§ Assignment: Only the text of the records below belongs in the answer, copied exactly, with pictures omitted.

§ Source material:
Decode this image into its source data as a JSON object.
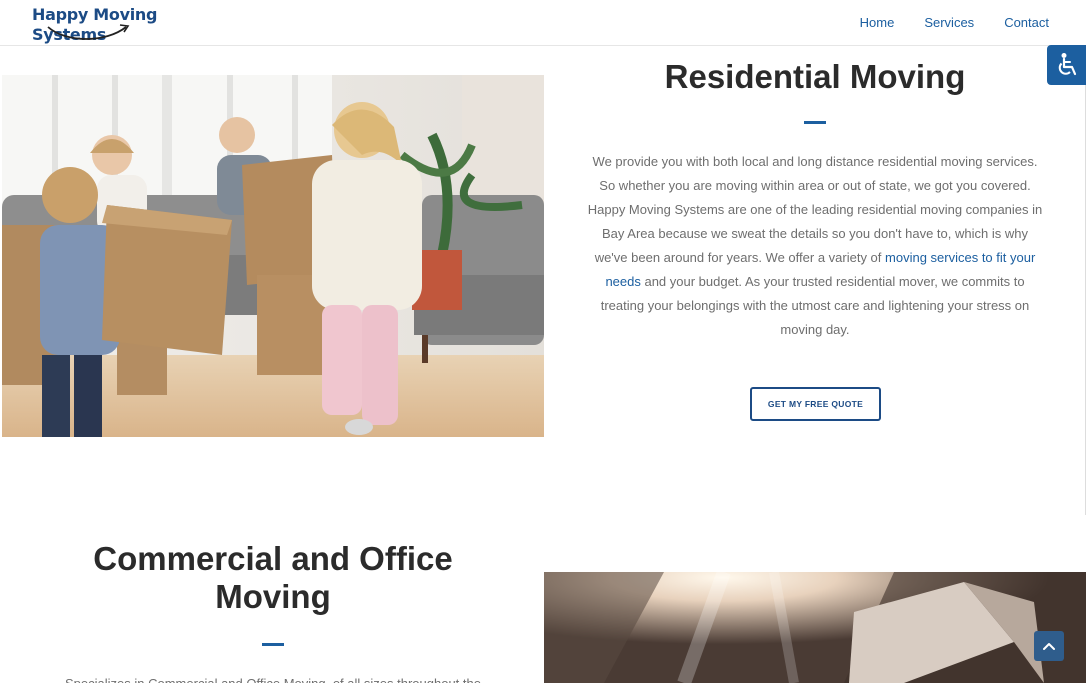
{
  "header": {
    "logo_text": "Happy Moving Systems",
    "nav": [
      {
        "label": "Home"
      },
      {
        "label": "Services"
      },
      {
        "label": "Contact"
      }
    ]
  },
  "residential": {
    "title": "Residential Moving",
    "paragraph_before_link": "We provide you with both local and long distance residential moving services. So whether you are moving within area or out of state, we got you covered. Happy Moving Systems are one of the leading residential moving companies in Bay Area because we sweat the details so you don't have to, which is why we've been around for years. We offer a variety of ",
    "link_text": "moving services to fit your needs",
    "paragraph_after_link": " and your budget. As your trusted residential mover, we commits to treating your belongings with the utmost care and lightening your stress on moving day.",
    "cta_label": "GET MY FREE QUOTE"
  },
  "commercial": {
    "title": "Commercial and Office Moving",
    "paragraph": "Specializes in Commercial and Office Moving, of all sizes throughout the"
  },
  "icons": {
    "accessibility": "wheelchair-icon",
    "scroll_top": "chevron-up-icon"
  },
  "colors": {
    "brand_blue": "#1c5fa0",
    "brand_dark_blue": "#1c4b85",
    "heading": "#2b2b2b",
    "body_text": "#6e6e6e"
  }
}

§ Written solution:
Decode this image into its source data as a JSON object.
{
  "header": {
    "logo_text": "Happy Moving Systems",
    "nav": [
      {
        "label": "Home"
      },
      {
        "label": "Services"
      },
      {
        "label": "Contact"
      }
    ]
  },
  "residential": {
    "title": "Residential Moving",
    "paragraph_before_link": "We provide you with both local and long distance residential moving services. So whether you are moving within area or out of state, we got you covered. Happy Moving Systems are one of the leading residential moving companies in Bay Area because we sweat the details so you don't have to, which is why we've been around for years. We offer a variety of ",
    "link_text": "moving services to fit your needs",
    "paragraph_after_link": " and your budget. As your trusted residential mover, we commits to treating your belongings with the utmost care and lightening your stress on moving day.",
    "cta_label": "GET MY FREE QUOTE"
  },
  "commercial": {
    "title": "Commercial and Office Moving",
    "paragraph": "Specializes in Commercial and Office Moving, of all sizes throughout the"
  },
  "icons": {
    "accessibility": "wheelchair-icon",
    "scroll_top": "chevron-up-icon"
  },
  "colors": {
    "brand_blue": "#1c5fa0",
    "brand_dark_blue": "#1c4b85",
    "heading": "#2b2b2b",
    "body_text": "#6e6e6e"
  }
}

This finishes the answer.